[Stored data]
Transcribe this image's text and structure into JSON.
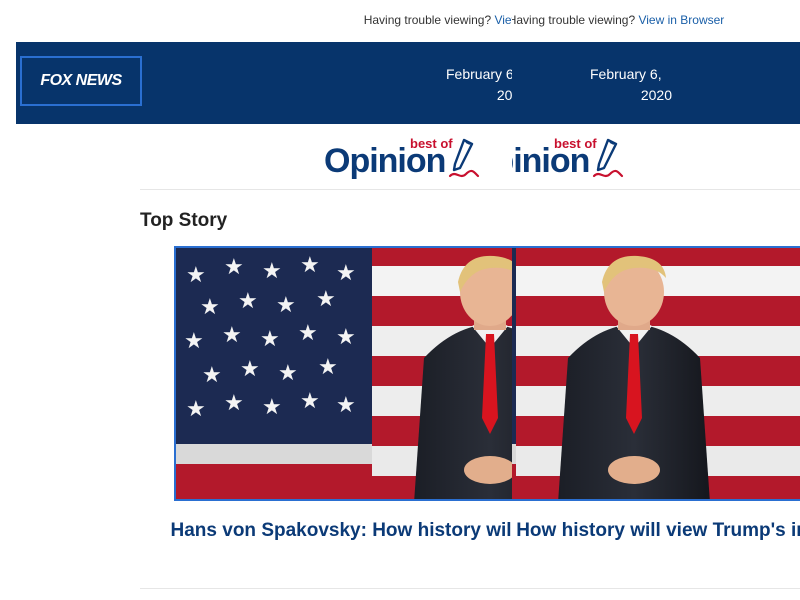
{
  "banner": {
    "trouble_text": "Having trouble viewing?",
    "view_browser_link": "View in Browser"
  },
  "header": {
    "logo_text": "FOX NEWS",
    "date_line1": "February 6,",
    "date_line2": "2020"
  },
  "brand": {
    "best_of": "best of",
    "opinion": "Opinion"
  },
  "top_story": {
    "section_title": "Top Story",
    "headline": "Hans von Spakovsky: How history will view Trump's impeachment",
    "image": "photo-trump-flag"
  },
  "colors": {
    "header_bg": "#07346b",
    "link": "#1a5fa8",
    "brand_red": "#c8102e",
    "brand_blue": "#0b3a77",
    "photo_border": "#2a6fd1"
  }
}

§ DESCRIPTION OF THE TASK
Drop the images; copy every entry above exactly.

§ ANSWER TO THIS EXERCISE
Transcribe this image's text and structure into JSON.
{
  "banner": {
    "trouble_text": "Having trouble viewing?",
    "view_browser_link": "View in Browser"
  },
  "header": {
    "logo_text": "FOX NEWS",
    "date_line1": "February 6,",
    "date_line2": "2020"
  },
  "brand": {
    "best_of": "best of",
    "opinion": "Opinion"
  },
  "top_story": {
    "section_title": "Top Story",
    "headline": "Hans von Spakovsky: How history will view Trump's impeachment",
    "image": "photo-trump-flag"
  },
  "colors": {
    "header_bg": "#07346b",
    "link": "#1a5fa8",
    "brand_red": "#c8102e",
    "brand_blue": "#0b3a77",
    "photo_border": "#2a6fd1"
  }
}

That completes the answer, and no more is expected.